Wednesday: Screening and Evaluations With an Occupational Therapist
Following a newspaper article, a family conversation or possibly participation at a CarFit event, an older driver may decide that it is time to get a check-up on his or her driving fitness. The services described as “Driving fitness evaluations” may seem confusing, as they range from self-assessments (useful education tools to help identify potential challenges) to a professional comprehensive driving evaluation from an occupational therapy driving rehabilitation specialist.
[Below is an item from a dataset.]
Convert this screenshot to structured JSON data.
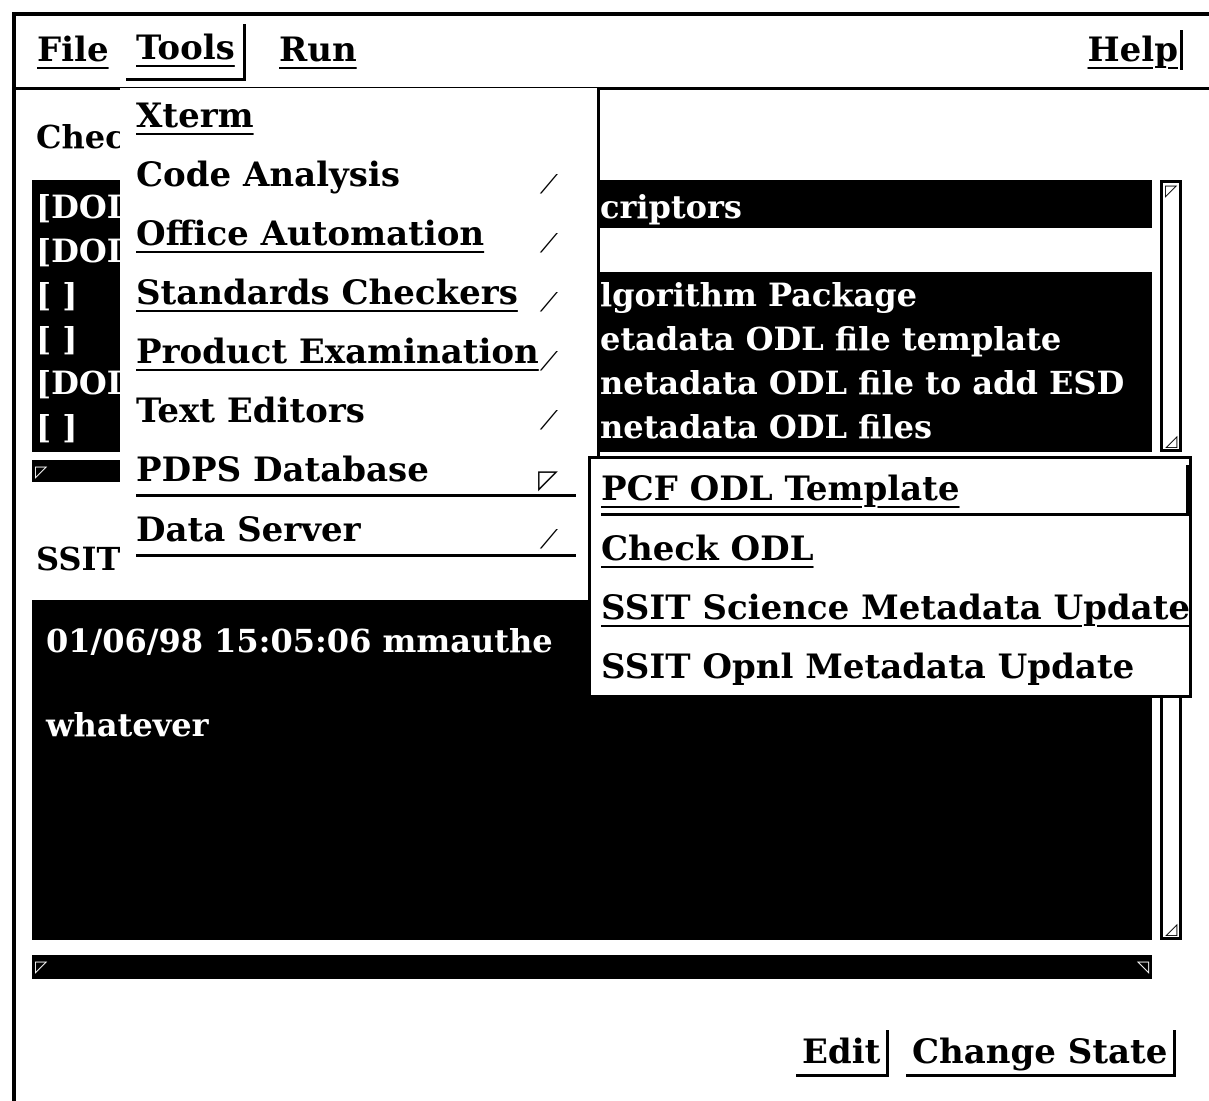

It is important for older drivers and their family members to understand the driving service they are getting, so they can act on the results in a meaningful way. A screening that flags a driving risk is intended to encourage the older driver to get more information. (see list of questions on page 24, Your Road Ahead: A Guide to Comprehensive Driving Evaluations) The informed consumer needs to know what will happen at the evaluation, and we encourage senior drivers and their family to ask the facility questions before making a commitment. The older driver should be involved in the scheduling process so he or she can ask specific questions, which usually decreases anxiety. Read more about what typically happens during a driving evaluation here.
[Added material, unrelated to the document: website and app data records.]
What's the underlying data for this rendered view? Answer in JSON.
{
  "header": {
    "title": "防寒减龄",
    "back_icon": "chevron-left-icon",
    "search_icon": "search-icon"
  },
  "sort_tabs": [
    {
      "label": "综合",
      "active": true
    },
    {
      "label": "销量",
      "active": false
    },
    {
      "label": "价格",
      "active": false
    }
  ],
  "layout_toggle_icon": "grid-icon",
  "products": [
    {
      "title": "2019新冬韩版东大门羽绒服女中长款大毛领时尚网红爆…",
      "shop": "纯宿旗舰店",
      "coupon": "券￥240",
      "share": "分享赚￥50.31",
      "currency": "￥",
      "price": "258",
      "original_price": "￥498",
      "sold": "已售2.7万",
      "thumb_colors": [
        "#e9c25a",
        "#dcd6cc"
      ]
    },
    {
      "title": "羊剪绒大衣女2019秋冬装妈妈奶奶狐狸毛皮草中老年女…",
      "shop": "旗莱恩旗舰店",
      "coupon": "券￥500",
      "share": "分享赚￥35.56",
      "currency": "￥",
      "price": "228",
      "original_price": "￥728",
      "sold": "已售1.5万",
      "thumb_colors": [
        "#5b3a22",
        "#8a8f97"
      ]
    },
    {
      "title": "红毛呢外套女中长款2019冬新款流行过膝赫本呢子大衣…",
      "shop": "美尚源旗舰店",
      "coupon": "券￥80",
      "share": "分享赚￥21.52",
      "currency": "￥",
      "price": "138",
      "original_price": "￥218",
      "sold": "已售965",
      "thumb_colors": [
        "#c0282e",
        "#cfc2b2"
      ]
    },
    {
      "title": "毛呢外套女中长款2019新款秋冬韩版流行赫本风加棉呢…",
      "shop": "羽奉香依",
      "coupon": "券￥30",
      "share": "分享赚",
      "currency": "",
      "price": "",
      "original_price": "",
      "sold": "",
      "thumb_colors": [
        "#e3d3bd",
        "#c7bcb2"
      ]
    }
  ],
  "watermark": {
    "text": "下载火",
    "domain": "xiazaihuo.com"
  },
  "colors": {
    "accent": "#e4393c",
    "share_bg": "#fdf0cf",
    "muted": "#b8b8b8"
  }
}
Plan to have an adult child, another family member, or a close friend attend the evaluation to help with the initial interview about driving history and medical history, have another set of ears when hearing the results of the evaluation, assist with recommended accommodations, and be prepared to help with planning for driving retirement (i.e., other ways to stay independent in the community), if that is the driving specialist’s recommendation.